Entries from a dataset of interfaces
_____
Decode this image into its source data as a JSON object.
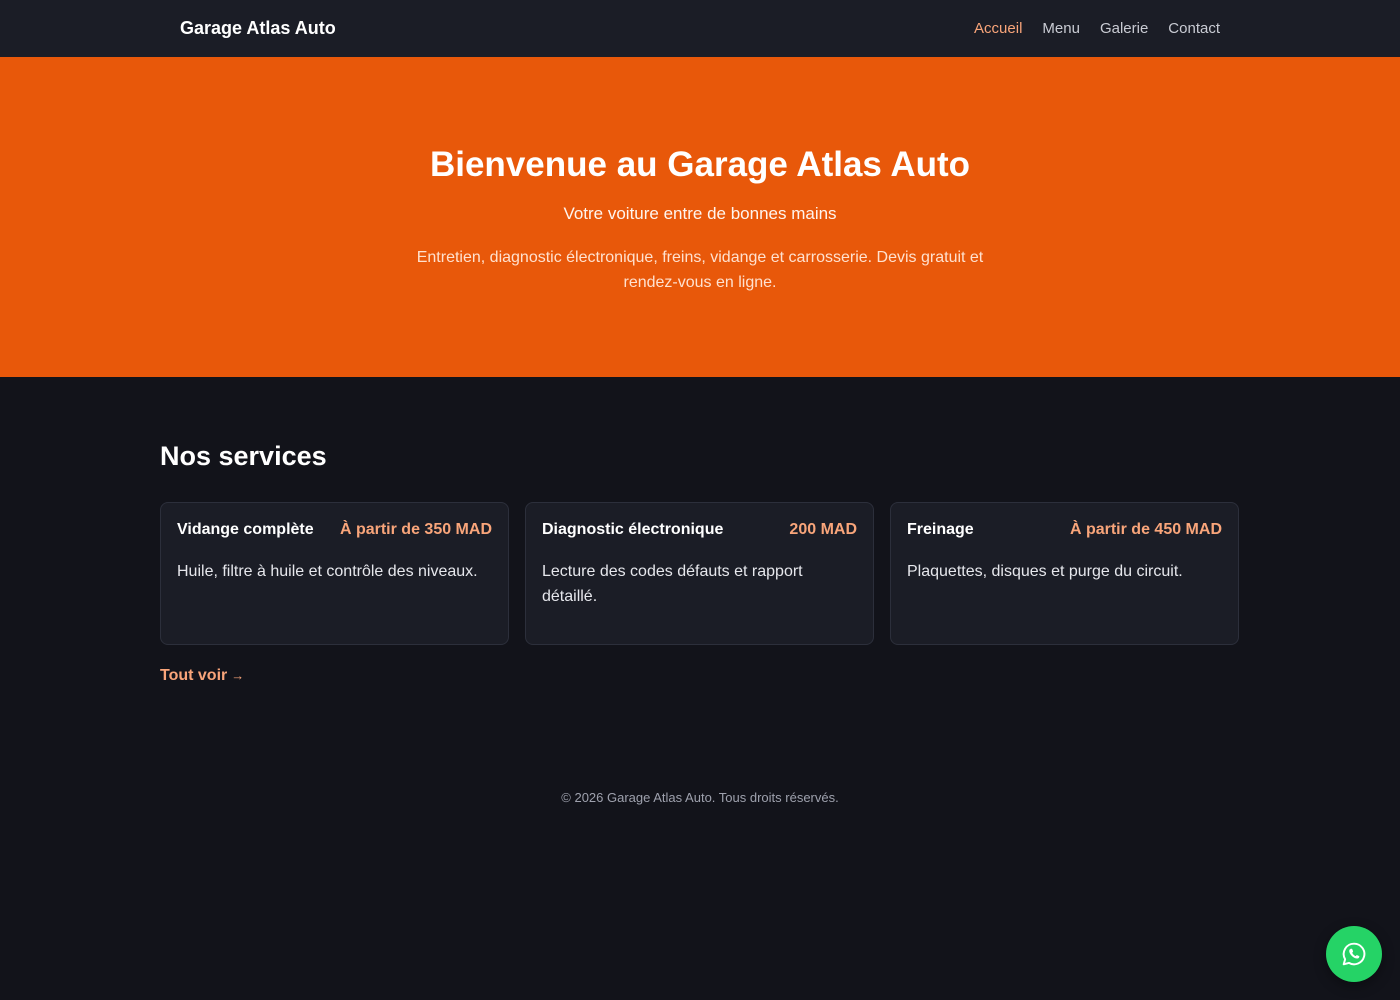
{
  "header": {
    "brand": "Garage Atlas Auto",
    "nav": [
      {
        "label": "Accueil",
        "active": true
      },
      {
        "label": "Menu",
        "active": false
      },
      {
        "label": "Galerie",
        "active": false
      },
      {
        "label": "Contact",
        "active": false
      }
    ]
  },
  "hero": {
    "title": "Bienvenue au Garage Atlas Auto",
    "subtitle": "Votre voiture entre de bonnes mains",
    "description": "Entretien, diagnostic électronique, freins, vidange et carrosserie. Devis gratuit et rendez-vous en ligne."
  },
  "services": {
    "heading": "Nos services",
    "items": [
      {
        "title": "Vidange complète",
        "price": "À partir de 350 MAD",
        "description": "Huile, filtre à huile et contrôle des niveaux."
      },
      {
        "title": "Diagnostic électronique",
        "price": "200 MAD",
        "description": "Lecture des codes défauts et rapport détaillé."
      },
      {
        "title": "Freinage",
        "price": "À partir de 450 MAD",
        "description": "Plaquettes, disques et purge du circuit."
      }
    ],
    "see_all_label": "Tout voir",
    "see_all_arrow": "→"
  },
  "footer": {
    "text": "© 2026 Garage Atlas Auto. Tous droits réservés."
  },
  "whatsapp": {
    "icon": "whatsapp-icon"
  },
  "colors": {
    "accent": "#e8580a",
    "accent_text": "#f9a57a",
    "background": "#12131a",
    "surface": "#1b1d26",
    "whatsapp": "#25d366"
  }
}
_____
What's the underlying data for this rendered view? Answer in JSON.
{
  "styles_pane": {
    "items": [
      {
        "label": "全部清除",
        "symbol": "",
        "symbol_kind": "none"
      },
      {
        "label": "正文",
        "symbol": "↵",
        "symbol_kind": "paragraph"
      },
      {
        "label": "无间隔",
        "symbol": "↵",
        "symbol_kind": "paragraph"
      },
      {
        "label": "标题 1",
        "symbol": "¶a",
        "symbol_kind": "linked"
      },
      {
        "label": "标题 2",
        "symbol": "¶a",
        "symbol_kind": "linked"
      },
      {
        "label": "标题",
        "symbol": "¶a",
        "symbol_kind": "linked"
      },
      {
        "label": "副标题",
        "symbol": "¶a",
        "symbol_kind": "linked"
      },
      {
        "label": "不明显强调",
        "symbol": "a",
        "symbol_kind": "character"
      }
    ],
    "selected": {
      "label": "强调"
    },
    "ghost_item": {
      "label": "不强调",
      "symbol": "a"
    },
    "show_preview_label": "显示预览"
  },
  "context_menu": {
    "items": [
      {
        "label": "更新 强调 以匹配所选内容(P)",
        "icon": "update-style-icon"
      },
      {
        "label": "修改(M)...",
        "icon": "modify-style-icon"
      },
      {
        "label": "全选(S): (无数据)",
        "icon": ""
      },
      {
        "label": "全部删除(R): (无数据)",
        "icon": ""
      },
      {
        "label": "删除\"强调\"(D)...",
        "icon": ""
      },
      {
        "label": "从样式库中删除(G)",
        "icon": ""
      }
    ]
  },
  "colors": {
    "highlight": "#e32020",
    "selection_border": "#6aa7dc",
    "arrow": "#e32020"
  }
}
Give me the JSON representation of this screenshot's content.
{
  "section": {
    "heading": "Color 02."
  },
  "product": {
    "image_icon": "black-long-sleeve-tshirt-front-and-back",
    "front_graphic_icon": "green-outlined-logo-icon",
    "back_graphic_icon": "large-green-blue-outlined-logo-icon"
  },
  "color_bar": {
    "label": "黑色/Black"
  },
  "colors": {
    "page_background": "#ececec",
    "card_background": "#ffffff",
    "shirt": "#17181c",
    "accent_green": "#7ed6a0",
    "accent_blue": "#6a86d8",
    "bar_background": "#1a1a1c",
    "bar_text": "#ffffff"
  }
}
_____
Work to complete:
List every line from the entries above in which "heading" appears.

Result for this exercise:
    "heading": "Nos services",
    "heading": "Color 02."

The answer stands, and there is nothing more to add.